*Required action*: Each line of the records that includes "Mamaroneck" should be found and copied.

*App and web page records*:
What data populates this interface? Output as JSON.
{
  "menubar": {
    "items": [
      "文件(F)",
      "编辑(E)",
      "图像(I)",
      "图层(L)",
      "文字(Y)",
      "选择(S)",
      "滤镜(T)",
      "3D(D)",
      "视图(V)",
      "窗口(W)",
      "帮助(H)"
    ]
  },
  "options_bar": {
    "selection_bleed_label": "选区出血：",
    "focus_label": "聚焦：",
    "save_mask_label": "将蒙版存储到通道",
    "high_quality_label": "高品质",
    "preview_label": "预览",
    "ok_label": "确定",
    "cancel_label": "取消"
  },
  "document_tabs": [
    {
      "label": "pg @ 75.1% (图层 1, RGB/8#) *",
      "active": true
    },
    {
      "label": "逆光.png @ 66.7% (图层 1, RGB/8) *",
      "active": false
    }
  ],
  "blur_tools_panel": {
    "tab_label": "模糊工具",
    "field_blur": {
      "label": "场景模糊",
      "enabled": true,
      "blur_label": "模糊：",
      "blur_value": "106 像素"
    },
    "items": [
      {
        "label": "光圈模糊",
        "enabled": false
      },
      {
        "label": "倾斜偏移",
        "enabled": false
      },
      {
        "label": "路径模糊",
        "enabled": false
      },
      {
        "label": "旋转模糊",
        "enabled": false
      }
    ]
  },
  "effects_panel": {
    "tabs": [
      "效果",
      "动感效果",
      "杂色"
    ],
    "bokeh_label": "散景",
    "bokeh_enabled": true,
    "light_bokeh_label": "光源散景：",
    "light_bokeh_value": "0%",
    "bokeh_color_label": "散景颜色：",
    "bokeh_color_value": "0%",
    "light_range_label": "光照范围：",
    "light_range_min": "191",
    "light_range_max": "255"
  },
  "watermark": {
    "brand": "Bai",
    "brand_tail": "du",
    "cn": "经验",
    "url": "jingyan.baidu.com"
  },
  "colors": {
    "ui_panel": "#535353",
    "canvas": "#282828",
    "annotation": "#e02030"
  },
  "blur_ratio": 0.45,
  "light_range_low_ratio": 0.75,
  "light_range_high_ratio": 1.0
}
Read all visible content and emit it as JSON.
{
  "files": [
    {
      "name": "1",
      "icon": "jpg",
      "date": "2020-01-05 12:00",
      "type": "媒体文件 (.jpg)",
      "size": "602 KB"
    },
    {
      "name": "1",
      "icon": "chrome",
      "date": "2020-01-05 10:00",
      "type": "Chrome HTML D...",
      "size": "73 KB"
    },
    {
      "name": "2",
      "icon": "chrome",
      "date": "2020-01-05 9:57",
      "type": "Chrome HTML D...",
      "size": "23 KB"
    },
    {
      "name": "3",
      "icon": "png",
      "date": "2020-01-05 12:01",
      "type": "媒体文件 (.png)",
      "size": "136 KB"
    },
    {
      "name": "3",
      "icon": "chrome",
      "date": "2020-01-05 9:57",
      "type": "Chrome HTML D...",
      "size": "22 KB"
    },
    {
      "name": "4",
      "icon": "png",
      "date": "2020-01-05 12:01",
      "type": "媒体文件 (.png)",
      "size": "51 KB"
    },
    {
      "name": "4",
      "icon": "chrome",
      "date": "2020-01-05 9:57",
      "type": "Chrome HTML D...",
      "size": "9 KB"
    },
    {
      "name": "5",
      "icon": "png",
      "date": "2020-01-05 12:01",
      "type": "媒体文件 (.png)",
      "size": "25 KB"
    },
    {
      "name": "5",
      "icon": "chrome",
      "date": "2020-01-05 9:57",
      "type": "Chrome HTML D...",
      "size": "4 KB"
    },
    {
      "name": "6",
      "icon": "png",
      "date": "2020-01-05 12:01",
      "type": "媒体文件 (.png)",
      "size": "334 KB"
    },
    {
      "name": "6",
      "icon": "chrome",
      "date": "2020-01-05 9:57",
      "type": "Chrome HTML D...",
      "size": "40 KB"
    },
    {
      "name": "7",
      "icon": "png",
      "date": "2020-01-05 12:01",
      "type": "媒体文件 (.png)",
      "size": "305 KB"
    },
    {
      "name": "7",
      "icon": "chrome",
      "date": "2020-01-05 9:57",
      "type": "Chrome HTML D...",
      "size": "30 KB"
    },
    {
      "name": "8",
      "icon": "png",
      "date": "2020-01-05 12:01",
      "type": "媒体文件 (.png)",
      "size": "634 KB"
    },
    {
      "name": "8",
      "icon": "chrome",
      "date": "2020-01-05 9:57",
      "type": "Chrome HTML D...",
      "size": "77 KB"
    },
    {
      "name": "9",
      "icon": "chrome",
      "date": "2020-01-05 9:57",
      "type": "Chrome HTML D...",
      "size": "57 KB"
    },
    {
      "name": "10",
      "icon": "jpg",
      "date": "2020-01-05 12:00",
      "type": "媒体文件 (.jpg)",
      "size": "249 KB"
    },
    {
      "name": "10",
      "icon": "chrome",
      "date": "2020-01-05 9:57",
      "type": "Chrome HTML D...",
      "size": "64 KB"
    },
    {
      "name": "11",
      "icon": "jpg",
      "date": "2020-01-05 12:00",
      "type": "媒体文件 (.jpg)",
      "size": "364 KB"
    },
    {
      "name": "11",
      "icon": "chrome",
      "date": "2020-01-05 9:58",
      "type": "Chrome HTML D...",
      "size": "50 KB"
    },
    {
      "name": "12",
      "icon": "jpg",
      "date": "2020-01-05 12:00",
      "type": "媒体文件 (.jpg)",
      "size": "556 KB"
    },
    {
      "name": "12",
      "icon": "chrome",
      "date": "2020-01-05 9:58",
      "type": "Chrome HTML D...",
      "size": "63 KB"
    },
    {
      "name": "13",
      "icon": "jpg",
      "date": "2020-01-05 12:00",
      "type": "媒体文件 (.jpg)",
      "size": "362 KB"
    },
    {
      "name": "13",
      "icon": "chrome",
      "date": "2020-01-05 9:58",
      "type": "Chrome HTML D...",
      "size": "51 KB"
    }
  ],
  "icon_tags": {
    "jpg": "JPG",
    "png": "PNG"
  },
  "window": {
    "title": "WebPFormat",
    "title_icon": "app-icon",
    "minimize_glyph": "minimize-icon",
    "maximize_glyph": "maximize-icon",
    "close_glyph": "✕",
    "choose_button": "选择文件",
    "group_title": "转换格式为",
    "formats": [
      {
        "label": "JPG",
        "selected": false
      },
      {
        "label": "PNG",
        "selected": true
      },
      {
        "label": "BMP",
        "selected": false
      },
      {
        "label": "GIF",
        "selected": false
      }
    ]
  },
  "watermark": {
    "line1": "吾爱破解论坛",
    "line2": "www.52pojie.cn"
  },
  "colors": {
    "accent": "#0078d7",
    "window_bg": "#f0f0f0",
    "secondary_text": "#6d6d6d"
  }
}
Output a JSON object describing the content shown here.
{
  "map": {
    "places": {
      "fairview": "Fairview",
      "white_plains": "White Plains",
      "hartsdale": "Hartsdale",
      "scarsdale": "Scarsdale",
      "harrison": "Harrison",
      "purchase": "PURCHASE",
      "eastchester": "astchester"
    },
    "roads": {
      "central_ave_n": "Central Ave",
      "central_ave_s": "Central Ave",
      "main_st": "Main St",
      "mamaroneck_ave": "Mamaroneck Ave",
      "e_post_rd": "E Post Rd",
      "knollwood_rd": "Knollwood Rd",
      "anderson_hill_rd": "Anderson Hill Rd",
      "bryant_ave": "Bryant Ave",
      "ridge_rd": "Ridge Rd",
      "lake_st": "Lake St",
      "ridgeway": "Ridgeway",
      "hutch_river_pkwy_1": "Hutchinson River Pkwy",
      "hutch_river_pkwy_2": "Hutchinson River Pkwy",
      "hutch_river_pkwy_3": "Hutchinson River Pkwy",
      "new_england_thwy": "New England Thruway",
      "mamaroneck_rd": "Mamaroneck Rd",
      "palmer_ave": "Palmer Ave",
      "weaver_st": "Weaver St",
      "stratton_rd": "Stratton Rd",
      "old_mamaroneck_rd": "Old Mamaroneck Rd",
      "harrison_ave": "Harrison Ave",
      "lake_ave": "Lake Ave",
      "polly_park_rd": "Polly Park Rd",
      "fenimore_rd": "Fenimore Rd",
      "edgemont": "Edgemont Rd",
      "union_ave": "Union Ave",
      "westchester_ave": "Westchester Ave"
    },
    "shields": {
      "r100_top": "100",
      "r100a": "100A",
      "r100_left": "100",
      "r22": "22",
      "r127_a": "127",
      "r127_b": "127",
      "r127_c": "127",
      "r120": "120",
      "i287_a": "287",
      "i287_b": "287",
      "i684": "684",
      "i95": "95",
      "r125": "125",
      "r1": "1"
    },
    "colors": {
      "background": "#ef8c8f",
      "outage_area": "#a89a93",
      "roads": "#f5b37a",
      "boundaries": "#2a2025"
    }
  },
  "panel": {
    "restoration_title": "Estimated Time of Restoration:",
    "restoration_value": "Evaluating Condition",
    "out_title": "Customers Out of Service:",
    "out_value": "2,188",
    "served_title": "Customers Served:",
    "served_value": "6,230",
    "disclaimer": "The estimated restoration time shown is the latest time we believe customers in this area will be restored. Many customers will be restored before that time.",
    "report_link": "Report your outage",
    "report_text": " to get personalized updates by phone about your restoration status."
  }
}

*Output for this exercise*:
      "mamaroneck_ave": "Mamaroneck Ave",
      "mamaroneck_rd": "Mamaroneck Rd",
      "old_mamaroneck_rd": "Old Mamaroneck Rd",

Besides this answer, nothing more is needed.